Yet fostering peace and prosperity across African countries requires naming and shaming leaders, together. Many countries on the continent face common challenges and opportunities. Effectively denouncing the authoritarian, nepotistic, and kleptocratic leaders ruining their countries is a crucial form of showing solidarity with those beyond one’s borders.
One ideal of Pan-Africanism is that citizens of 54 countries should care about the injustice and incompetence blighting the lives of their fellow Africans. It means they are informed about human rights abuses occurring at home and in the region. It is true that many Africans are too busy with the politics of daily life and politics of survival, and that millions live in countries where it is too dangerous to express dissent. It is therefore the responsibility of citizens in African nations where it is possible to challenge the status quo in repressive states to speak up.
It is why the RFK Human Rights Award 2022 will be given to two courageous human-rights defenders from the country of Cameroon on June 7 in Washington, DC, Madame Maximilienne Ngo Mbe of REDHAC and Barrister Felix Agbor ‘Balla’ Nkongho of CHRDA. African civil society leaders who lead the charge in standing up to abuses against citizens of the continent must be recognized and supported by Africans, as well as the West.
In fact, Central Africa’s Cameroon provides an example of an authoritarian country’s leadership which has been insufficiently shamed by other African leaders or international bodies. President Paul Biya, age 89, has been in power since 1982. He refrains from criticizing fellow African leaders and in return attracts no opprobrium for his poor human rights record, rigged elections, underdeveloped infrastructure, or incompetence at solving his country’s deadly “Anglophone Crisis.” His Francophone ruling elite has marginalized the Anglophone minority for decades, including using disproportionate force since 2016 to crush peaceful dissent, thereby fueling a violent separatism which turned into an armed conflict more pressing than fending off Boko Haram incursions in Cameroon’s Far North or rebels crossing from the Central African Republic border. Biya is to blame for countless atrocities committed by his forces against Anglophones, yet absurdly, Cameroon just presided over and sits on the AU Peace & Security Council, and has a seat on the UN Human Rights Council. No Anglophone African leaders utter sufficient words of concern about the persecution of English-speakers in Cameroon. If no African institution will denounce Biya after five years of worsening conflict, then perhaps Pan-Africanism is effectively dead.

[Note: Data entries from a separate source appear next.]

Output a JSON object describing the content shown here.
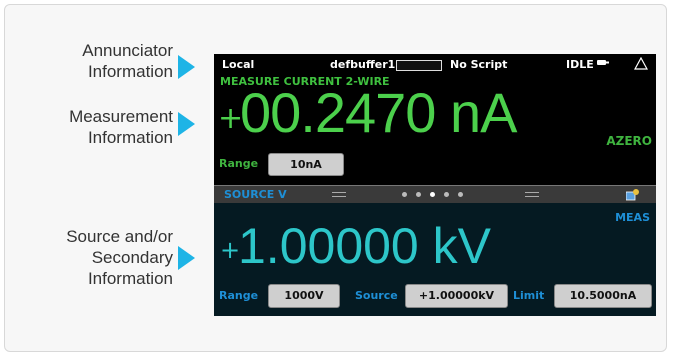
{
  "callouts": {
    "annunciator": [
      "Annunciator",
      "Information"
    ],
    "measurement": [
      "Measurement",
      "Information"
    ],
    "source": [
      "Source and/or",
      "Secondary",
      "Information"
    ]
  },
  "status_bar": {
    "mode": "Local",
    "buffer": "defbuffer1",
    "script": "No Script",
    "state": "IDLE",
    "warning_icon": "warning-triangle-icon",
    "state_icon": "trigger-icon"
  },
  "measurement": {
    "title": "MEASURE CURRENT 2-WIRE",
    "sign": "+",
    "value": "00.2470 nA",
    "azero": "AZERO",
    "range_label": "Range",
    "range_value": "10nA"
  },
  "swipe": {
    "title": "SOURCE V",
    "page_count": 5,
    "active_page": 2,
    "icon": "settings-swipe-icon"
  },
  "source": {
    "meas_label": "MEAS",
    "sign": "+",
    "value": "1.00000 kV",
    "range_label": "Range",
    "range_value": "1000V",
    "source_label": "Source",
    "source_value": "+1.00000kV",
    "limit_label": "Limit",
    "limit_value": "10.5000nA"
  },
  "colors": {
    "arrow": "#1eb4e6",
    "measure_green": "#4cd04c",
    "source_cyan": "#2dc6c9",
    "label_blue": "#1e8fd6"
  }
}
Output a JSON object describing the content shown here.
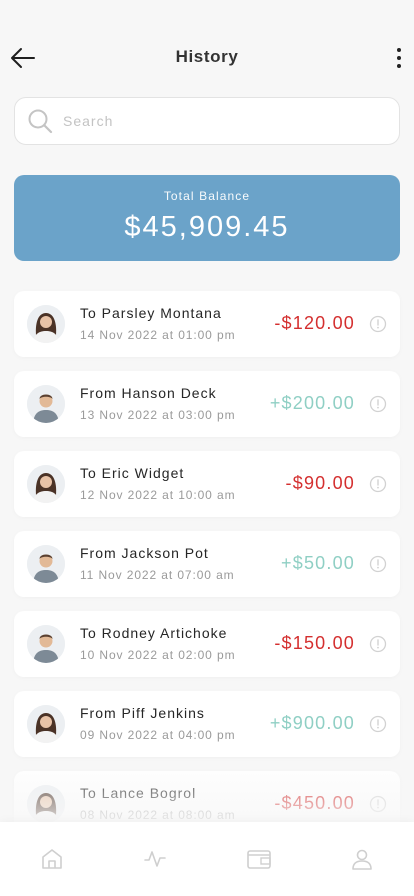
{
  "header": {
    "title": "History"
  },
  "search": {
    "placeholder": "Search",
    "value": ""
  },
  "balance": {
    "label": "Total Balance",
    "amount": "$45,909.45"
  },
  "colors": {
    "balance_card": "#6ba3c9",
    "negative": "#d42f2f",
    "positive": "#8fcfc4",
    "background": "#f7f7f7"
  },
  "transactions": [
    {
      "name": "To Parsley Montana",
      "date": "14 Nov 2022 at 01:00 pm",
      "amount": "-$120.00",
      "direction": "neg",
      "avatar": "female-avatar"
    },
    {
      "name": "From Hanson Deck",
      "date": "13 Nov 2022 at 03:00 pm",
      "amount": "+$200.00",
      "direction": "pos",
      "avatar": "male-avatar"
    },
    {
      "name": "To Eric Widget",
      "date": "12 Nov 2022 at 10:00 am",
      "amount": "-$90.00",
      "direction": "neg",
      "avatar": "female-avatar"
    },
    {
      "name": "From Jackson Pot",
      "date": "11 Nov 2022 at 07:00 am",
      "amount": "+$50.00",
      "direction": "pos",
      "avatar": "male-avatar"
    },
    {
      "name": "To Rodney Artichoke",
      "date": "10 Nov 2022 at 02:00 pm",
      "amount": "-$150.00",
      "direction": "neg",
      "avatar": "male-avatar"
    },
    {
      "name": "From Piff Jenkins",
      "date": "09 Nov 2022 at 04:00 pm",
      "amount": "+$900.00",
      "direction": "pos",
      "avatar": "female-avatar"
    },
    {
      "name": "To Lance Bogrol",
      "date": "08 Nov 2022 at 08:00 am",
      "amount": "-$450.00",
      "direction": "neg",
      "avatar": "female-avatar"
    }
  ],
  "tabbar": {
    "items": [
      {
        "icon": "home-icon"
      },
      {
        "icon": "activity-icon"
      },
      {
        "icon": "wallet-icon"
      },
      {
        "icon": "profile-icon"
      }
    ]
  }
}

However, where top leaders have failed, there remain thousands of impressive civil society groups, activists, journalists, and lawyers across Africa campaigning against corruption and misrule, as the RFK award recognizes. Often, they are persecuted by their own governments, as are Africa’s intellectuals who dare to challenge the ruling elites. Africans should not need outsiders to fight these fights: there is plenty of talent and courage on the continent, and brave campaigners deserve to be funded by fellow African institutions. Surely by now, it is known that foreigners usually have an agenda, benign or otherwise.
African leaders should examine the resource-plundering motives of Russia (and China), its mercenaries, and what it perpetrates on countries it no longer likes. They would do well to remember that love, not hate toward portions of their citizenry, is likely to create a more peaceful and prosperous society over time. To exploit and oppress your own population is to deserve naming and shaming by your African peers.